If you’re having difficulty finding a local physician, make some phone calls. Ask some support group leaders for recommendations. Even if there’s no Shoemaker-certified physician near you, fibromyalgia, Lyme Disease and Chronic Fatigue Syndrome support group leaders might know some local doctors who’ve been forced to think outside the box because of the patients they treat. Look online. Ask everyone, and keep asking until you get some traction.

Look for functional medicine specialists, environmental and allergy specialists, and other doctors who are comfortable operating outside the mainstream. There you’ll find physicians who’ve learned to listen to their patients, and to use whatever they can to help them heal.

I’ve been finding lately, though, that for many clients, it’s smarter to simply fly to see a certified physician. For the cost of a plane ticket and a 1- or 2-night hotel stay, you get optimum care without drama, wasted time or money. You get all the labs done in the beginning, establish a treatment plan, and then once or twice a year, have a local physician consult with the specialist. That’s a smart, focused plan of attack.

What are you currently stuck about? Who might be a good resource to help you get out of that rut?


When you’re chronically ill, you’re sometimes (often?) not able to command your life as you once did. But remember that regardless of whether you’re ill or not, no one has command over all things.

While not everyone can be taught the lessons chronic illness has to teach, the things you can learn are worthwhile. I have learned how to be happy without having everything I want, including health. I have learned that contentment can be invited into your life, welcomed and nurtured. I have learned that the best weapons I have to beat this are a positive attitude, a belief in myself and a good health-care team.

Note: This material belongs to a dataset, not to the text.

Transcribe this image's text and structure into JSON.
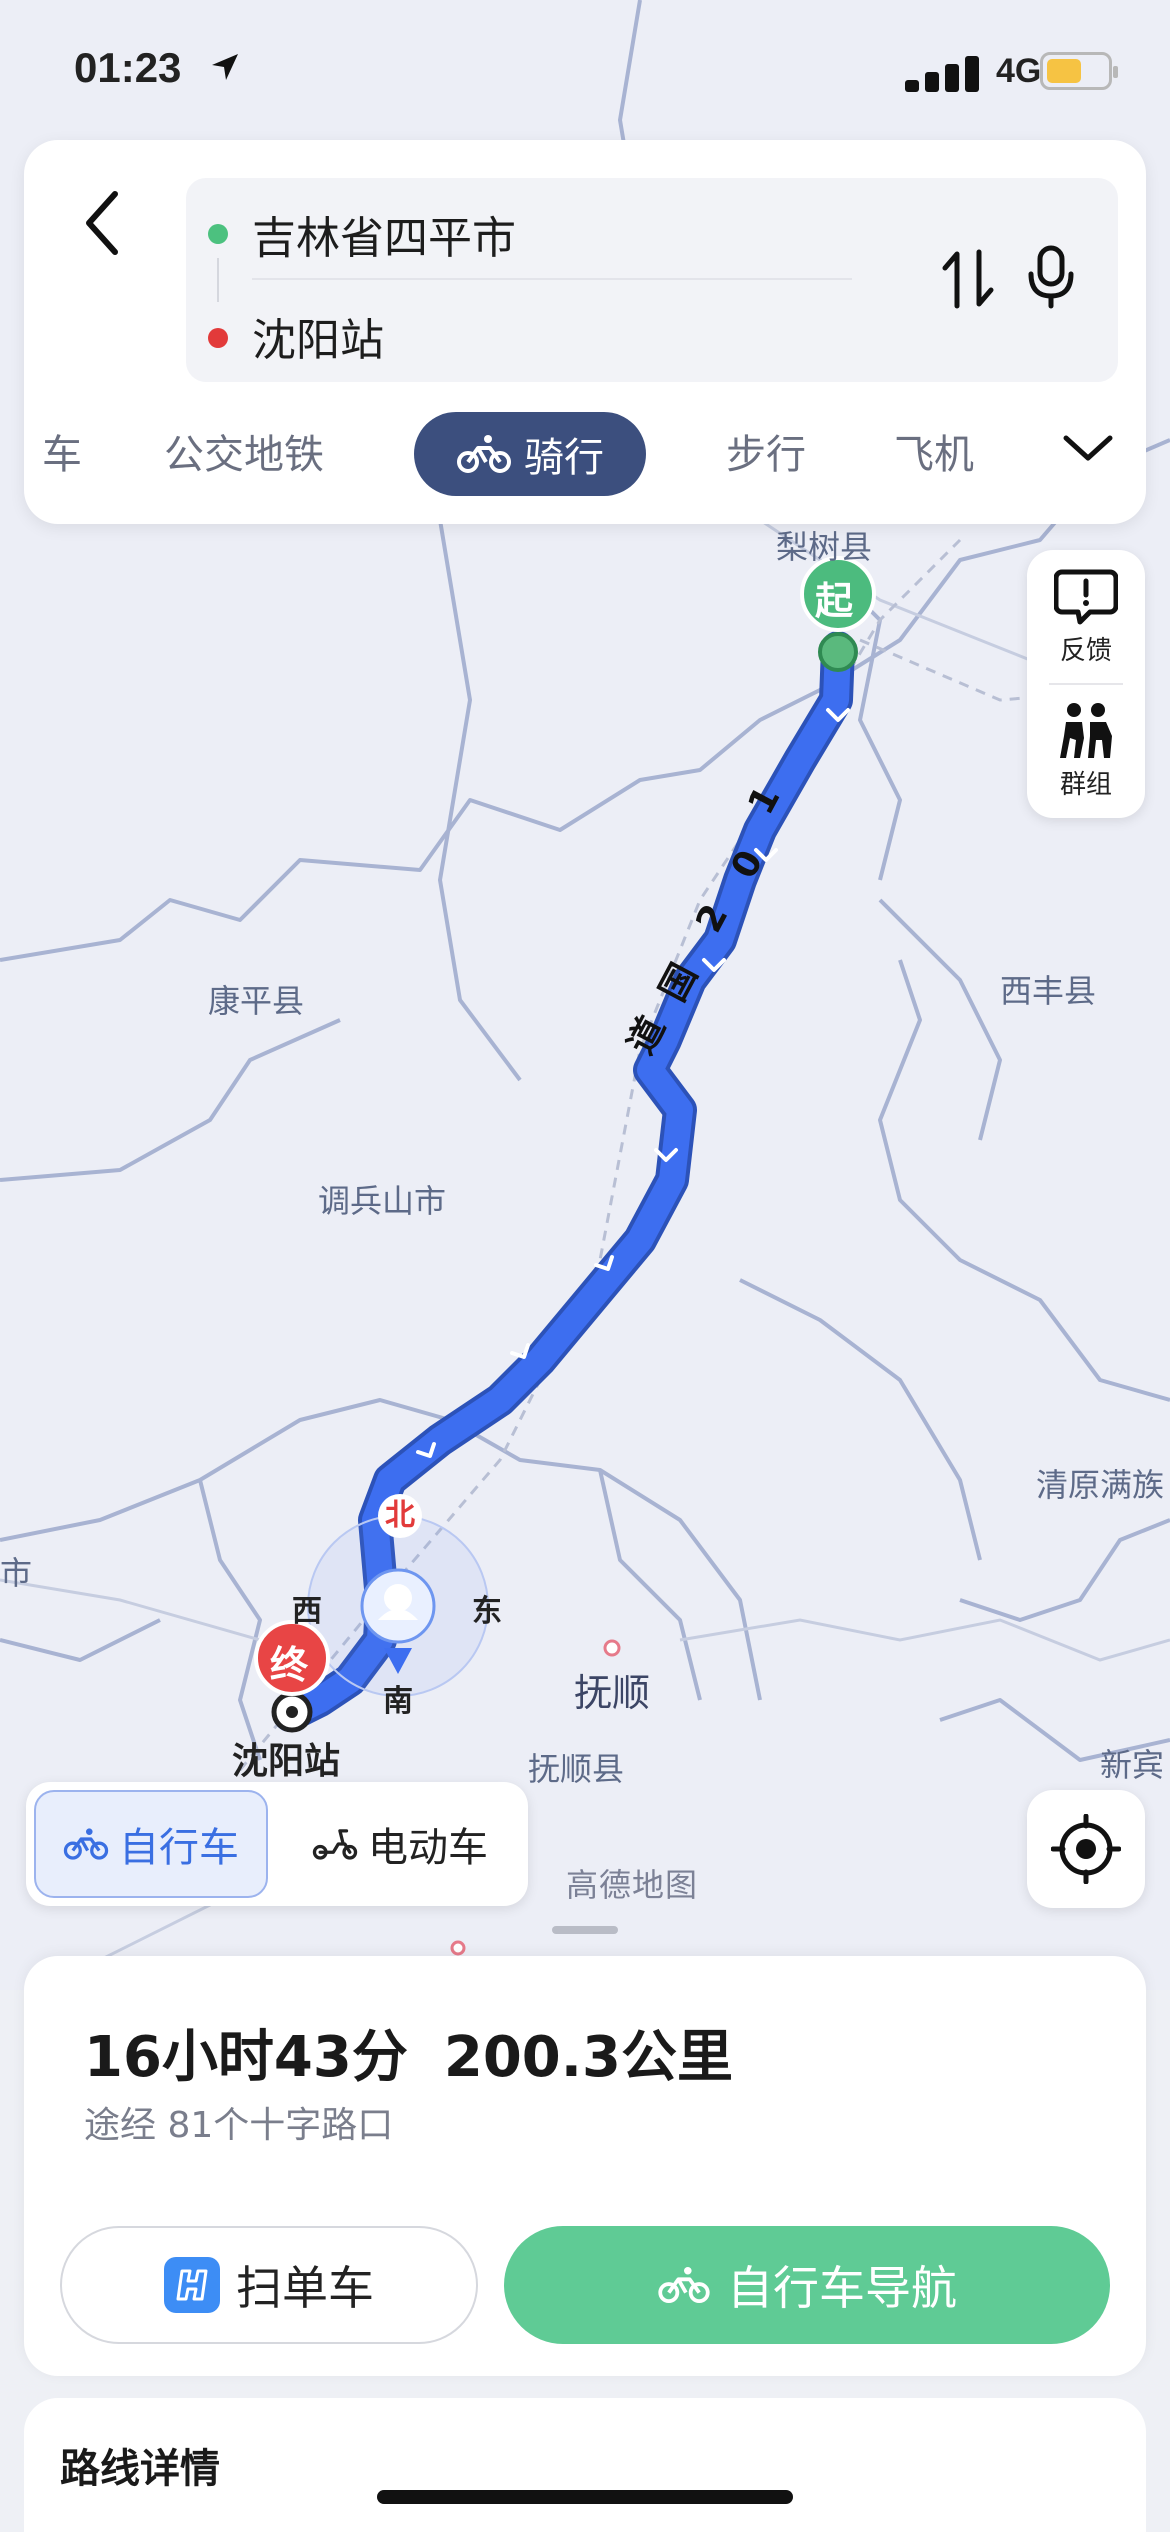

Who’s on your team? Are you welcoming contentment into your life and nurturing it once it gets there?


Persistence is my weapon of choice. I lose hope now and again, but never for long. I simply get up the next day and try again. I make lists, I call for support, I invite others to help me heal. I never give up.

How can you foster persistence?

Patti Stilley Schmidt is a health coach, psychotherapist and consultant. She’s a chronic illness survivor, with years of experience managing, researching and advocating to improve the lives of the chronically ill, especially those with stigmatized illnesses like CIRS. She’s been a peer counselor, support group leader, national advocacy organization board member, and has written dozens of articles on these topics, along with the book Mold Warriors with Dr. Ritchie Shoemaker. She is finishing a Master’s degree in Clinical and Counseling Psychology at Chestnut Hill College in Philadelphia.